We need to be better than this. We need to recognize that there is simply no way to remove every single last person who has ever come into the country illegally. We need to pass legislation that allows productive members of society to stay in the country, while deporting criminals. Instead of fighting cultural change, we need to embrace it, for this is what makes us who we are as Americans. Our country, whether we like it or not, has always been defined by immigrants, be it the original “Plymouth rock” immigrants or the European immigrants of the industrial revolution. We are the patchwork quilt, as they say, the melting pot, the blend of different colors and religions and beliefs and languages and nationalities, and by attempting to exclude Latino immigrants, legal or illegal, from this country, we are ripping a jagged hole right out of the middle of the quilt. The people who come here to seek a better life, legal or illegal, must be given the same chance at the American dream that the rest of us feel so entitled to.

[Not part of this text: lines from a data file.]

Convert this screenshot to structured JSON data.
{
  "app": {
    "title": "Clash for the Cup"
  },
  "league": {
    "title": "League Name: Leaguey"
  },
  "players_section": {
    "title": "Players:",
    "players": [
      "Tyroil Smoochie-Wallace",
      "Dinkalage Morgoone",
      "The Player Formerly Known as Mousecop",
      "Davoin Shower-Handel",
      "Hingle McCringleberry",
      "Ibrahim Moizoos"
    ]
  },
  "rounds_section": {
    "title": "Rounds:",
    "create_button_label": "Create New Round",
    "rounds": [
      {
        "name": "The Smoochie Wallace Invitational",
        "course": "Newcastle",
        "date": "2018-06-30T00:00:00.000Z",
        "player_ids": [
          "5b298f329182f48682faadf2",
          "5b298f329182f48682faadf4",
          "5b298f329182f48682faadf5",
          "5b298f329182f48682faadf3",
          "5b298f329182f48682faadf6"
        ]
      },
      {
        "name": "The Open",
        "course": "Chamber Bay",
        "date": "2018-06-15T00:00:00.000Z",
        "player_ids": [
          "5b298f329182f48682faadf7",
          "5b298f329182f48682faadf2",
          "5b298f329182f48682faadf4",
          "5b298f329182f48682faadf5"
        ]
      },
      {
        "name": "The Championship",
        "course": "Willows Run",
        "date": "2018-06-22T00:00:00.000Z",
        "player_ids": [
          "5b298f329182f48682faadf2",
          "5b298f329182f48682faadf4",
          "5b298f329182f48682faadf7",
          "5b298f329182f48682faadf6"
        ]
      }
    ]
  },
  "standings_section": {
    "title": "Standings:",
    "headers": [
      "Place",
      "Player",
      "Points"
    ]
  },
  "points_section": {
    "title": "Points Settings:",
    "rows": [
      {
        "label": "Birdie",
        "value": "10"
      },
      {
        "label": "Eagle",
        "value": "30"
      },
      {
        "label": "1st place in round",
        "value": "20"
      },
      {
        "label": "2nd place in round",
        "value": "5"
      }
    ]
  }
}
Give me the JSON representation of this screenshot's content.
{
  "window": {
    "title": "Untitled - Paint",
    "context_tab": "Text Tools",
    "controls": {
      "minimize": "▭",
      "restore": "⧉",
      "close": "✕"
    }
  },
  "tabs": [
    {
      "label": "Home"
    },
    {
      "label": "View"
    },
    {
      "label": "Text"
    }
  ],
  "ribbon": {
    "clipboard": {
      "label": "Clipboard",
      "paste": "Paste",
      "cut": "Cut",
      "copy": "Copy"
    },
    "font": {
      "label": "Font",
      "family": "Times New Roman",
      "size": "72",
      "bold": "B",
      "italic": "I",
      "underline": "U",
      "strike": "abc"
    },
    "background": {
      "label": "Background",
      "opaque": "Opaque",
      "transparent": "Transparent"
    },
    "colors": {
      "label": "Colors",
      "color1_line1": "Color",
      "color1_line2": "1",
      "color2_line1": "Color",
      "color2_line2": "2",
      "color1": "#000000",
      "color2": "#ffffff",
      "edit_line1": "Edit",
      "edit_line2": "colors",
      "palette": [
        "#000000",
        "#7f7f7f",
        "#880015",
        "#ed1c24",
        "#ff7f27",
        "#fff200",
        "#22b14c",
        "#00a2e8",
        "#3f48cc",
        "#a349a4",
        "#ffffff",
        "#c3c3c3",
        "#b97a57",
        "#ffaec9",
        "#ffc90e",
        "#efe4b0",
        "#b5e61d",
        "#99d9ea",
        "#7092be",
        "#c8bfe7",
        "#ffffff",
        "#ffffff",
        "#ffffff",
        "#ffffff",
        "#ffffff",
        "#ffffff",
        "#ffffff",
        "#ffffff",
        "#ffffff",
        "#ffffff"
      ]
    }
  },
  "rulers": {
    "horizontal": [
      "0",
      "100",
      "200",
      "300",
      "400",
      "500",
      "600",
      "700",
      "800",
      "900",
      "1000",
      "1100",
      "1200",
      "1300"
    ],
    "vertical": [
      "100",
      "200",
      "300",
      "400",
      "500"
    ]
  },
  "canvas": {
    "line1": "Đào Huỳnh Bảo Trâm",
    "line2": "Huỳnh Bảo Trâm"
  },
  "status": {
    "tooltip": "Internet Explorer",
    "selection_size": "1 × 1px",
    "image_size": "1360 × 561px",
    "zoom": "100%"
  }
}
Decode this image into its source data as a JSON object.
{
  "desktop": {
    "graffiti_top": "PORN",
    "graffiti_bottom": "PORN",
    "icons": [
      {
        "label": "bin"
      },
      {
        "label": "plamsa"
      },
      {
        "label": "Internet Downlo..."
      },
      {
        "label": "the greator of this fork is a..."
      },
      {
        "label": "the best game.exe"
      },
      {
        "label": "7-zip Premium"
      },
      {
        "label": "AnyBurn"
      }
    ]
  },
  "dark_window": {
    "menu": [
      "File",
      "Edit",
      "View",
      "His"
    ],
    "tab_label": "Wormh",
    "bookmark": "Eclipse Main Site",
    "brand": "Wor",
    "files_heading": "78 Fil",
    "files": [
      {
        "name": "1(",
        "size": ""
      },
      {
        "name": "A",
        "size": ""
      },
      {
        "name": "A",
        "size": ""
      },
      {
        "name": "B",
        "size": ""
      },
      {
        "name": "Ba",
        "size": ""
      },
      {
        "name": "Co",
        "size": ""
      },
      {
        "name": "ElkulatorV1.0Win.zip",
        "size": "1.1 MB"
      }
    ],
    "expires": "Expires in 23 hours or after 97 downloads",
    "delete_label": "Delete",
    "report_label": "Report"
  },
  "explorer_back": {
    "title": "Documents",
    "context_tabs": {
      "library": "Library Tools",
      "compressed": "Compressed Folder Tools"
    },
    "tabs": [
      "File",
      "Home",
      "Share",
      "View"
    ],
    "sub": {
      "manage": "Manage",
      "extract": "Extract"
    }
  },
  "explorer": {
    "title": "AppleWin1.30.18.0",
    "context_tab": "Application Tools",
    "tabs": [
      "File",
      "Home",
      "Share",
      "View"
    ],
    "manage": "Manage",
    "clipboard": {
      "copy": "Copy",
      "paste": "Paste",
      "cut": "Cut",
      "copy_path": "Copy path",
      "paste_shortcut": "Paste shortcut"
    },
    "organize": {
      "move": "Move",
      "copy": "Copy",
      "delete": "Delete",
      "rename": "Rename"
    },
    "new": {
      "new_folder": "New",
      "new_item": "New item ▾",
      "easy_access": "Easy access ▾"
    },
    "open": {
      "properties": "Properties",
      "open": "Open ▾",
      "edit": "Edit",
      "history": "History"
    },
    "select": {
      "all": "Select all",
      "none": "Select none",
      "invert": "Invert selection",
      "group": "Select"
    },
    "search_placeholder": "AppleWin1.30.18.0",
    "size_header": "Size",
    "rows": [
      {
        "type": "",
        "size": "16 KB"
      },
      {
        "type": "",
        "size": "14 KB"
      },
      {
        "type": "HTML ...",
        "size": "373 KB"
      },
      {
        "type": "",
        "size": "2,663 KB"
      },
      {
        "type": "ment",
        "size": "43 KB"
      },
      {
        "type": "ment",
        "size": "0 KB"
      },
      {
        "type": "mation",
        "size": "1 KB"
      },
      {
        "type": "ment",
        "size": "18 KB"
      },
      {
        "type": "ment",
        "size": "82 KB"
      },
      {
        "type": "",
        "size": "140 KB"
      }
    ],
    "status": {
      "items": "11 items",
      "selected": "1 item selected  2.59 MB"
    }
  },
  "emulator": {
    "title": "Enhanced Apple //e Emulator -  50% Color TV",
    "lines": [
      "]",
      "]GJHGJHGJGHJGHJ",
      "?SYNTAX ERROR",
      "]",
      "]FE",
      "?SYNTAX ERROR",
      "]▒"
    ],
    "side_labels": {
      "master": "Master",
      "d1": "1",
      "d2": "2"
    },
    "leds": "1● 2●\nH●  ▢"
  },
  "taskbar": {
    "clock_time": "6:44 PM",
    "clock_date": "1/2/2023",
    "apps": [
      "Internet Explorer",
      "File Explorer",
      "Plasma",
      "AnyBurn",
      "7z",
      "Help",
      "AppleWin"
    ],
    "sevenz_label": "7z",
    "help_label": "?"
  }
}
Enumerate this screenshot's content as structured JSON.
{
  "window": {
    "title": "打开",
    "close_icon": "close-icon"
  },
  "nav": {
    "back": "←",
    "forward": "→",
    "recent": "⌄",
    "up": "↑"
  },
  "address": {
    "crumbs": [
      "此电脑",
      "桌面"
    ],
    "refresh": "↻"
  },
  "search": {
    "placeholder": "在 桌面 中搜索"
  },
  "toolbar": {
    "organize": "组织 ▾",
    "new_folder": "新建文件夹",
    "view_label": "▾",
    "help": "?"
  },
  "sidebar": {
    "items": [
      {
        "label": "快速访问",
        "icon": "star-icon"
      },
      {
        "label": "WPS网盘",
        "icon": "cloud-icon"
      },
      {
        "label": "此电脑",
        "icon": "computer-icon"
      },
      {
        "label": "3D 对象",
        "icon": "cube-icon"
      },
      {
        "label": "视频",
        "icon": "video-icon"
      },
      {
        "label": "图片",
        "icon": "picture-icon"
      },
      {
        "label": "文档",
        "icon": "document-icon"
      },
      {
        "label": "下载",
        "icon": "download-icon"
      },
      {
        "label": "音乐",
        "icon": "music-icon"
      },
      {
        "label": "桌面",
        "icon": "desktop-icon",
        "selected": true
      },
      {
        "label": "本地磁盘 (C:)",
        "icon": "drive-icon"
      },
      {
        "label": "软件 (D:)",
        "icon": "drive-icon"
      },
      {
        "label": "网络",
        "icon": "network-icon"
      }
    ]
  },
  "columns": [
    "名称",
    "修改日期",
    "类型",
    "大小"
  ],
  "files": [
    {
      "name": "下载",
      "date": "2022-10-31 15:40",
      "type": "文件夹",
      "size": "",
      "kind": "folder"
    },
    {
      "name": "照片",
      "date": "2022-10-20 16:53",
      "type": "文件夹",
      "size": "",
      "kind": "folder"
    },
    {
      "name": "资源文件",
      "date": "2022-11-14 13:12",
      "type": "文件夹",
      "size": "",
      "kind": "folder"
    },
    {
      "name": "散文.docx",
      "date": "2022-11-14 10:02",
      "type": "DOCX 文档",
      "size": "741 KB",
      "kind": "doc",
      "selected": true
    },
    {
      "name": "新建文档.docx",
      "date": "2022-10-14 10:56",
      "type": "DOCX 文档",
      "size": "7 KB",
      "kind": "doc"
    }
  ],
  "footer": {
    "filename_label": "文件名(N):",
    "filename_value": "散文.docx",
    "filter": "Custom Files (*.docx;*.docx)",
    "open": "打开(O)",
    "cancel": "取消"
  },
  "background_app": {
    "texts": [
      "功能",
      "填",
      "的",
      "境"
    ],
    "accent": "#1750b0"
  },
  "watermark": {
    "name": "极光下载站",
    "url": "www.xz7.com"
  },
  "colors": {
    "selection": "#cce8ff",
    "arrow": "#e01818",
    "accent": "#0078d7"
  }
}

Post a Comment

Be the first to comment on this article!




Site Feedback